Thursday, 25 November 2010
There's a Smelling in Borehamwood
Me on Len for Sight & Sound. Rossiter's insistence on standards would have made him the perfect man to have on your team in times if austerity, yet oddly his perfectionism also seemed to mark him out as something of an individual. The article coincides with what might constitute a flurry of Rossiter-related releases, namely two particular artefacts.
A quality that is shared by another of my favourite actors, the potatoey everyman Gene Hackman, is that singular adroitness - or knack - of delivering a good personal turn in an otherwise dire production (we should make exceptions here for Gene's Polish accent in A Bridge Too Far), and it's this consistency of performance that should be remembered when viewing Tripper's Day, out now on DVD for the first time. Rossiter is ok in what was his final sitcom bow (he died midway through transmission of the Thames series), but the show itself is pretty atrocious. I'd say it's aged badly, but no-one really appeared to like it the first time round in truth. The second such cultural despatch is the first ever (hard to believe really) biography of the man, Character Driven - The Untold Story of a Comic Genius by Guy Adams, published by Aurum Press. No idea if it's any good, but at least someone else (in addition it should be said to the admins of this fondly dedicated fansite) is attempting to ensure his legacy is so justly revered.

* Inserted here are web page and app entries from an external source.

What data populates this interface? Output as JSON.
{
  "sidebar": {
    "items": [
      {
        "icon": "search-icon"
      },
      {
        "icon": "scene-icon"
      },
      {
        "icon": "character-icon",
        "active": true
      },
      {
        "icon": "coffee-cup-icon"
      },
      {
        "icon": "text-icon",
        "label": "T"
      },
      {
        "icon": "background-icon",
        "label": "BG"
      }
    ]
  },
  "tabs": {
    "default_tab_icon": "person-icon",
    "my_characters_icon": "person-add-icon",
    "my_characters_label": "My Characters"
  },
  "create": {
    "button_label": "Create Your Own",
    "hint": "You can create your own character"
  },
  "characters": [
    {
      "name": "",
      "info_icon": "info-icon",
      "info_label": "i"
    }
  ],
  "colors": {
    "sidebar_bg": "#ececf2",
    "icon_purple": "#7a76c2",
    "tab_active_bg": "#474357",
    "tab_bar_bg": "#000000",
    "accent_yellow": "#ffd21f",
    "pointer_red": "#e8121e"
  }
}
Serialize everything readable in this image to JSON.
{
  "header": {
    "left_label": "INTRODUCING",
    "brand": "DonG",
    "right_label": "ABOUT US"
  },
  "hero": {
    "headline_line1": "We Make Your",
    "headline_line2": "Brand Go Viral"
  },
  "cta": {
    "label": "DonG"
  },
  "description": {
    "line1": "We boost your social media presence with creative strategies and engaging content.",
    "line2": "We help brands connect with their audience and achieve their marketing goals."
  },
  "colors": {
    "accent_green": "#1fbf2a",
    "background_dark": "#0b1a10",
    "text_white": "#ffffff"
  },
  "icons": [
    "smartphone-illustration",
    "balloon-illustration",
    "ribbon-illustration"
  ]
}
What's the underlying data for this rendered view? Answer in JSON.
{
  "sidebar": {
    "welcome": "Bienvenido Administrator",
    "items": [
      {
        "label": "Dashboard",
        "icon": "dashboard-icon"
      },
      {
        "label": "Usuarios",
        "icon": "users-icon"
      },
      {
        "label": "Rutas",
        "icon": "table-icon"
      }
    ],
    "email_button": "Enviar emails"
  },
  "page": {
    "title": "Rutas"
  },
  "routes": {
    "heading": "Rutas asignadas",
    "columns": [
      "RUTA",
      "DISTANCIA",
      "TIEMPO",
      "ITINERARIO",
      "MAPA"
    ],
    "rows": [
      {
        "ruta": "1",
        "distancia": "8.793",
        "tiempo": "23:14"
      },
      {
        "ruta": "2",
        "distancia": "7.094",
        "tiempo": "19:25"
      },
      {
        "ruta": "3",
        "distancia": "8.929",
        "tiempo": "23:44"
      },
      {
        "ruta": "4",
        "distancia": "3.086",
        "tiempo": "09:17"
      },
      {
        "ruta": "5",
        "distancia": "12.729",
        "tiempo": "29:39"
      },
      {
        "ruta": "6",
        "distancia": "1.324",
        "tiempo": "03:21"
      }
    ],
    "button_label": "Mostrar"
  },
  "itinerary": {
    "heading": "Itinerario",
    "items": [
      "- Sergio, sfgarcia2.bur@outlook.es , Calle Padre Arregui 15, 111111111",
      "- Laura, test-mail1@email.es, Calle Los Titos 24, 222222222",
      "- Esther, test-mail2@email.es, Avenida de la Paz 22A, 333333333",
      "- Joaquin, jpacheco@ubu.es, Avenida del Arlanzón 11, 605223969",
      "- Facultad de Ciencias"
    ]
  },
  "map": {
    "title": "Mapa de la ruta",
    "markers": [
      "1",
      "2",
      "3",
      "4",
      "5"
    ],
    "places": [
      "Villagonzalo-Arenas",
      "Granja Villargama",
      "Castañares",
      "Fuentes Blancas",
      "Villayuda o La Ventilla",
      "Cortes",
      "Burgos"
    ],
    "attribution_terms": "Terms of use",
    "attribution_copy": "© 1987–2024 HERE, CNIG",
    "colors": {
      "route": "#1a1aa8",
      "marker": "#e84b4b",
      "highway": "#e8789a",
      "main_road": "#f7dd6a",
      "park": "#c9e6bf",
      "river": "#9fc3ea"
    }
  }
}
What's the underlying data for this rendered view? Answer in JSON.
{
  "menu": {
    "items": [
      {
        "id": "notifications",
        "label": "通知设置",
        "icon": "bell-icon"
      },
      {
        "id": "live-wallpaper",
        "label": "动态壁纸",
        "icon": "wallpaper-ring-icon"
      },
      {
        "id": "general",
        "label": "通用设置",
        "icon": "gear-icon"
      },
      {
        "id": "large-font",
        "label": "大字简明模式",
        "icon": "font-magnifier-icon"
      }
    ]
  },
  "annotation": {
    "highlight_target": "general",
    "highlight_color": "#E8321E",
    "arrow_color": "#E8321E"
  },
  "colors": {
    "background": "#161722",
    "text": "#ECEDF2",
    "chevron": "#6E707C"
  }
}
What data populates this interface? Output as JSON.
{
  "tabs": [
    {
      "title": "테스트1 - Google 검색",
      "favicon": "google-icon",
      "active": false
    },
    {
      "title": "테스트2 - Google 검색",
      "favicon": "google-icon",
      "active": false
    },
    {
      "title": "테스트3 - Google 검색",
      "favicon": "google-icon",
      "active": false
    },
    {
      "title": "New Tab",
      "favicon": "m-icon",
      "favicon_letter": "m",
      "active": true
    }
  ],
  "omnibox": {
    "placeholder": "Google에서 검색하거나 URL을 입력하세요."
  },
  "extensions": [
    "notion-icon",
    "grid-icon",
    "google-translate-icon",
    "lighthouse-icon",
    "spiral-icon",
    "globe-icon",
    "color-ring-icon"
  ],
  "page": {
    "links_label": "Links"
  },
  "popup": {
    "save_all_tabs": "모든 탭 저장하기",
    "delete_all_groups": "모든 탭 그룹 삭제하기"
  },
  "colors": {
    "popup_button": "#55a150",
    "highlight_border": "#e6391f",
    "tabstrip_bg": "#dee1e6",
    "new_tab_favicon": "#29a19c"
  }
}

The eponymous Norman Tripper's appropriately fastidious moustache meanwhile seemed like a good excuse for a drawing. I'm also available for commissions for portraits of alive, non-moustache wearing subjects by the way. Thanks.